What you are asked to do: Across the data below, how many lines hold "year"? Answer with that number and nothing else.

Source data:
- - - -
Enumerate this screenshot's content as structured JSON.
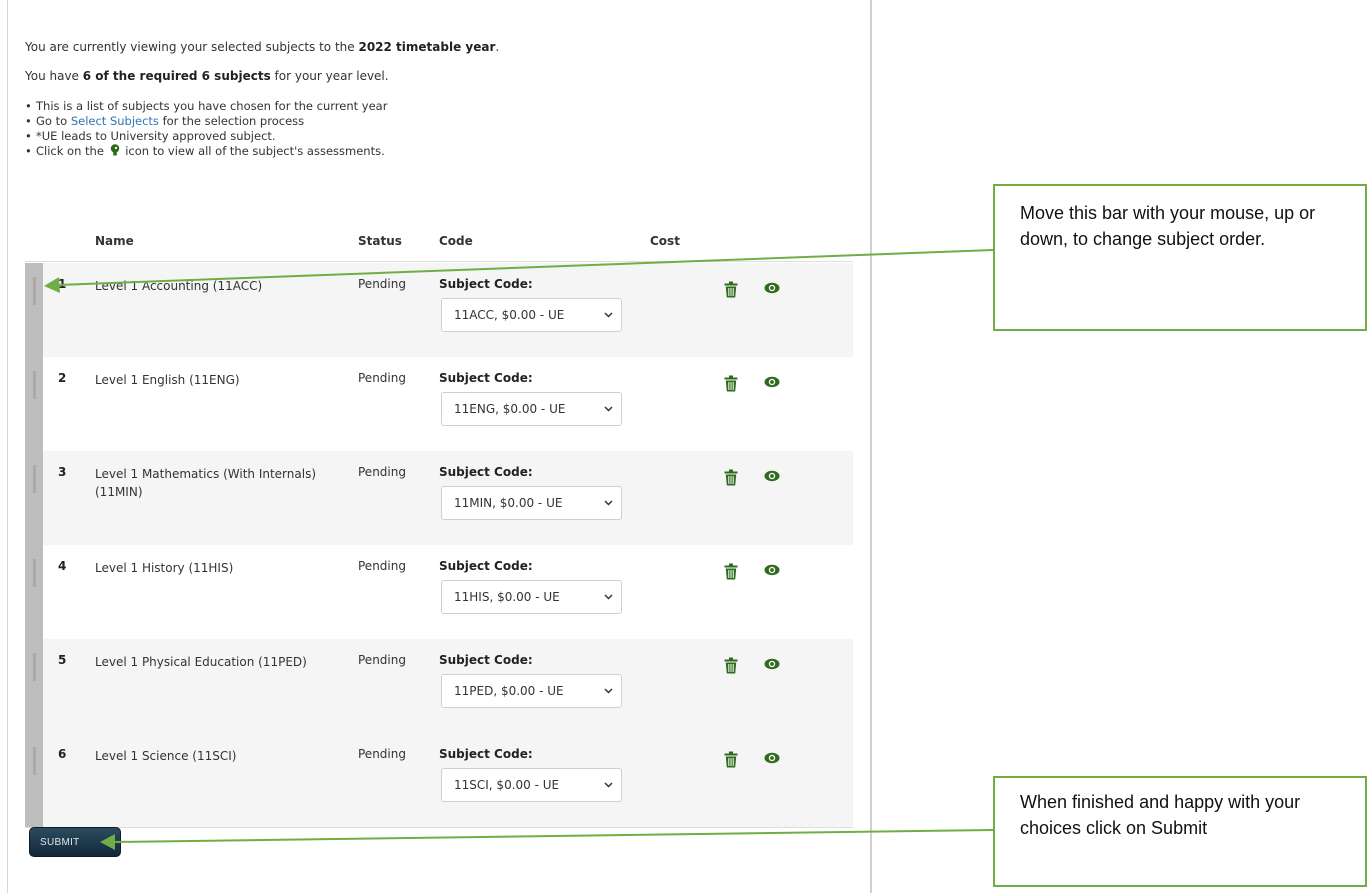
{
  "intro": {
    "line1_prefix": "You are currently viewing your selected subjects to the ",
    "line1_bold": "2022 timetable year",
    "line1_suffix": ".",
    "line2_prefix": "You have ",
    "line2_bold": "6 of the required 6 subjects",
    "line2_suffix": " for your year level."
  },
  "bullets": {
    "b1": "This is a list of subjects you have chosen for the current year",
    "b2_prefix": "Go to ",
    "b2_link": "Select Subjects",
    "b2_suffix": " for the selection process",
    "b3": "*UE leads to University approved subject.",
    "b4_prefix": "Click on the ",
    "b4_suffix": " icon to view all of the subject's assessments."
  },
  "table": {
    "headers": {
      "name": "Name",
      "status": "Status",
      "code": "Code",
      "cost": "Cost"
    },
    "code_label": "Subject Code:",
    "rows": [
      {
        "num": "1",
        "name": "Level 1 Accounting (11ACC)",
        "status": "Pending",
        "code_value": "11ACC, $0.00 - UE"
      },
      {
        "num": "2",
        "name": "Level 1 English (11ENG)",
        "status": "Pending",
        "code_value": "11ENG, $0.00 - UE"
      },
      {
        "num": "3",
        "name": "Level 1 Mathematics (With Internals) (11MIN)",
        "status": "Pending",
        "code_value": "11MIN, $0.00 - UE"
      },
      {
        "num": "4",
        "name": "Level 1 History (11HIS)",
        "status": "Pending",
        "code_value": "11HIS, $0.00 - UE"
      },
      {
        "num": "5",
        "name": "Level 1 Physical Education (11PED)",
        "status": "Pending",
        "code_value": "11PED, $0.00 - UE"
      },
      {
        "num": "6",
        "name": "Level 1 Science (11SCI)",
        "status": "Pending",
        "code_value": "11SCI, $0.00 - UE"
      }
    ]
  },
  "submit_label": "SUBMIT",
  "callouts": {
    "reorder": "Move this bar with your mouse, up or down, to change subject order.",
    "submit": "When finished and happy with your choices click on Submit"
  },
  "colors": {
    "icon_green": "#2f6b1e",
    "callout_border": "#70ad47",
    "link_blue": "#2f73b7",
    "submit_bg": "#1e3648"
  },
  "icons": {
    "delete": "trash-icon",
    "view": "eye-icon",
    "assessment": "head-icon"
  }
}
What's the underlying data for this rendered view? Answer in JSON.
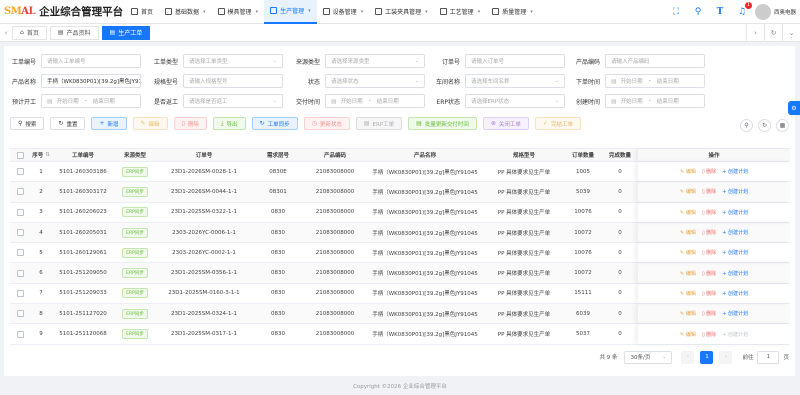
{
  "app": {
    "logo_mark_a": "SM",
    "logo_mark_b": "AL",
    "title": "企业综合管理平台"
  },
  "nav": [
    {
      "label": "首页",
      "icon": "home-icon",
      "chevron": false,
      "active": false
    },
    {
      "label": "基础数据",
      "icon": "grid-icon",
      "chevron": true,
      "active": false
    },
    {
      "label": "模具管理",
      "icon": "mold-icon",
      "chevron": true,
      "active": false
    },
    {
      "label": "生产管理",
      "icon": "factory-icon",
      "chevron": true,
      "active": true
    },
    {
      "label": "设备管理",
      "icon": "device-icon",
      "chevron": true,
      "active": false
    },
    {
      "label": "工装夹具管理",
      "icon": "tool-icon",
      "chevron": true,
      "active": false
    },
    {
      "label": "工艺管理",
      "icon": "process-icon",
      "chevron": true,
      "active": false
    },
    {
      "label": "质量管理",
      "icon": "quality-icon",
      "chevron": true,
      "active": false
    }
  ],
  "top_right": {
    "notification_count": "1",
    "username": "西奥电器"
  },
  "tabs": [
    {
      "label": "首页",
      "active": false
    },
    {
      "label": "产品资料",
      "active": false
    },
    {
      "label": "生产工单",
      "active": true
    }
  ],
  "filters": {
    "work_order_no": {
      "label": "工单编号",
      "placeholder": "请输入工单编号"
    },
    "work_order_type": {
      "label": "工单类型",
      "placeholder": "请选择工单类型"
    },
    "source_type": {
      "label": "来源类型",
      "placeholder": "请选择来源类型"
    },
    "order_no": {
      "label": "订单号",
      "placeholder": "请输入订单号"
    },
    "product_code": {
      "label": "产品编码",
      "placeholder": "请输入产品编码"
    },
    "product_name": {
      "label": "产品名称",
      "value": "手柄（WK0830P01)[39.2g]黑色JY91"
    },
    "spec_model": {
      "label": "规格型号",
      "placeholder": "请输入规格型号"
    },
    "status": {
      "label": "状态",
      "placeholder": "请选择状态"
    },
    "workshop_name": {
      "label": "车间名称",
      "placeholder": "请选择车间名称"
    },
    "order_time": {
      "label": "下单时间",
      "start": "开始日期",
      "end": "结束日期"
    },
    "planned_start": {
      "label": "预计开工",
      "start": "开始日期",
      "end": "结束日期"
    },
    "is_outsourced": {
      "label": "是否返工",
      "placeholder": "请选择是否返工"
    },
    "delivery_time": {
      "label": "交付时间",
      "start": "开始日期",
      "end": "结束日期"
    },
    "erp_status": {
      "label": "ERP状态",
      "placeholder": "请选择ERP状态"
    },
    "create_time": {
      "label": "创建时间",
      "start": "开始日期",
      "end": "结束日期"
    }
  },
  "toolbar": {
    "search": "搜索",
    "reset": "重置",
    "add": "新增",
    "edit": "编辑",
    "delete": "删除",
    "export": "导出",
    "sync": "工单同步",
    "deliver": "更新状态",
    "erp": "ERP工单",
    "batch_update": "批量更新交付时间",
    "close": "关闭工单",
    "finish": "完结工单"
  },
  "table": {
    "headers": [
      "序号",
      "工单编号",
      "来源类型",
      "订单号",
      "需求层号",
      "产品编码",
      "产品名称",
      "规格型号",
      "订单数量",
      "完成数量",
      "操作"
    ],
    "sort_icon": "⇅",
    "op_edit": "编辑",
    "op_delete": "删除",
    "op_plan": "+ 创建计划",
    "rows": [
      {
        "no": "1",
        "code": "5101-260303186",
        "source": "ERP同步",
        "order": "23D1-2026SM-0028-1-1",
        "req": "0830E",
        "pcode": "21083008000",
        "pname": "手柄（WK0830P01)[39.2g]黑色JY91045",
        "spec": "PP 具体要求见生产单",
        "qty": "1005",
        "done": "0",
        "plan_disabled": false
      },
      {
        "no": "2",
        "code": "5101-260303172",
        "source": "ERP同步",
        "order": "23D1-2026SM-0044-1-1",
        "req": "08301",
        "pcode": "21083008000",
        "pname": "手柄（WK0830P01)[39.2g]黑色JY91045",
        "spec": "PP 具体要求见生产单",
        "qty": "5039",
        "done": "0",
        "plan_disabled": false
      },
      {
        "no": "3",
        "code": "5101-260206023",
        "source": "ERP同步",
        "order": "23D1-2025SM-0322-1-1",
        "req": "0830",
        "pcode": "21083008000",
        "pname": "手柄（WK0830P01)[39.2g]黑色JY91045",
        "spec": "PP 具体要求见生产单",
        "qty": "10076",
        "done": "0",
        "plan_disabled": false
      },
      {
        "no": "4",
        "code": "5101-260205031",
        "source": "ERP同步",
        "order": "2303-2026YC-0006-1-1",
        "req": "0830",
        "pcode": "21083008000",
        "pname": "手柄（WK0830P01)[39.2g]黑色JY91045",
        "spec": "PP 具体要求见生产单",
        "qty": "10072",
        "done": "0",
        "plan_disabled": false
      },
      {
        "no": "5",
        "code": "5101-260129061",
        "source": "ERP同步",
        "order": "2303-2026YC-0002-1-1",
        "req": "0830",
        "pcode": "21083008000",
        "pname": "手柄（WK0830P01)[39.2g]黑色JY91045",
        "spec": "PP 具体要求见生产单",
        "qty": "10076",
        "done": "0",
        "plan_disabled": false
      },
      {
        "no": "6",
        "code": "5101-251209050",
        "source": "ERP同步",
        "order": "23D1-2025SM-0356-1-1",
        "req": "0830",
        "pcode": "21083008000",
        "pname": "手柄（WK0830P01)[39.2g]黑色JY91045",
        "spec": "PP 具体要求见生产单",
        "qty": "10072",
        "done": "0",
        "plan_disabled": false
      },
      {
        "no": "7",
        "code": "5101-251209033",
        "source": "ERP同步",
        "order": "23D1-2025SM-0160-3-1-1",
        "req": "0830",
        "pcode": "21083008000",
        "pname": "手柄（WK0830P01)[39.2g]黑色JY91045",
        "spec": "PP 具体要求见生产单",
        "qty": "15111",
        "done": "0",
        "plan_disabled": false
      },
      {
        "no": "8",
        "code": "5101-251127020",
        "source": "ERP同步",
        "order": "23D1-2025SM-0324-1-1",
        "req": "0830",
        "pcode": "21083008000",
        "pname": "手柄（WK0830P01)[39.2g]黑色JY91045",
        "spec": "PP 具体要求见生产单",
        "qty": "6039",
        "done": "0",
        "plan_disabled": false
      },
      {
        "no": "9",
        "code": "5101-251120068",
        "source": "ERP同步",
        "order": "23D1-2025SM-0317-1-1",
        "req": "0830",
        "pcode": "21083008000",
        "pname": "手柄（WK0830P01)[39.2g]黑色JY91045",
        "spec": "PP 具体要求见生产单",
        "qty": "5037",
        "done": "0",
        "plan_disabled": true
      }
    ]
  },
  "pager": {
    "total": "共 9 条",
    "page_size": "30条/页",
    "current": "1",
    "goto_label": "前往",
    "goto_value": "1",
    "page_suffix": "页"
  },
  "footer": "Copyright ©2026 企业综合管理平台",
  "colors": {
    "primary": "#1677ff",
    "success": "#67c23a",
    "warning": "#e6a23c",
    "danger": "#f56c6c"
  }
}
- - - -
Output of the task: 3